Author(s): Rik Peels
The term ‘radicalisation’ is relatively new. It is mostly the result of the political climate since 2005, but now widely used in work on extremism, fundamentalism, conspiracism, fanaticism, terrorism, and counterterrorism. But exactly what is radicalisation and can we still properly use the term in the face of the many objections that have been levelled against it? I defend a conception of radicalisation that combines the fourmain approaches in the literature, the so-called monist and pluralist, as well as the absolutist and relativist ones. It does so on the basis of conceptual analysis, reflective equilibrium and particular case studies.
Since the term will not be going away, it is wiser to be as lucid on how one defines it as possible. Such a definition matters for three reasons: there is much confusion in the public debate about radicalisation, e.g. about Islamism, increasing right-wing radicalisation in Europe and North America, and the views of conspiracy thinkers and anti-vaxxers, the term ‘radicalisation’ is also widely used in the academic literature on terrorism and counter-terrorism, but there is much unclarity about its relation to violence, to phenomena like fundamentalism, extremism, terrorism, and, finally, in order to be fruitful in research we need a definition that can be operationalized.

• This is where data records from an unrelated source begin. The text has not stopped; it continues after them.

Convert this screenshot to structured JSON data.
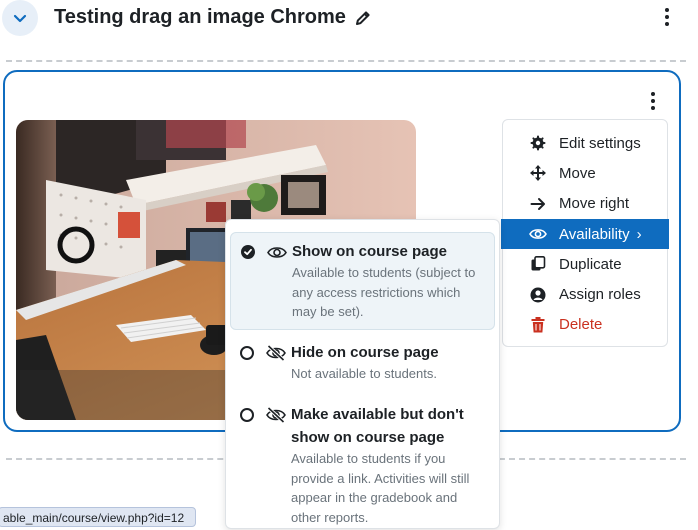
{
  "section": {
    "title": "Testing drag an image Chrome"
  },
  "action_menu": {
    "items": [
      {
        "label": "Edit settings",
        "icon": "gear-icon"
      },
      {
        "label": "Move",
        "icon": "move-arrows-icon"
      },
      {
        "label": "Move right",
        "icon": "arrow-right-icon"
      },
      {
        "label": "Availability",
        "icon": "eye-icon",
        "submenu_indicator": "›"
      },
      {
        "label": "Duplicate",
        "icon": "copy-icon"
      },
      {
        "label": "Assign roles",
        "icon": "user-circle-icon"
      },
      {
        "label": "Delete",
        "icon": "trash-icon"
      }
    ],
    "active_item": "Availability",
    "danger_color": "#ca3120",
    "accent_color": "#0f6cbf"
  },
  "availability": {
    "options": [
      {
        "title": "Show on course page",
        "description": "Available to students (subject to any access restrictions which may be set).",
        "selected": true,
        "icon": "eye-icon"
      },
      {
        "title": "Hide on course page",
        "description": "Not available to students.",
        "selected": false,
        "icon": "eye-slash-icon"
      },
      {
        "title": "Make available but don't show on course page",
        "description": "Available to students if you provide a link. Activities will still appear in the gradebook and other reports.",
        "selected": false,
        "icon": "eye-slash-icon"
      }
    ]
  },
  "status_bar": {
    "url": "able_main/course/view.php?id=12"
  },
  "image": {
    "description_icon": "desk-workspace-photo"
  }
}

This article was published in the Journal of Contemporary European Studies in March 2023.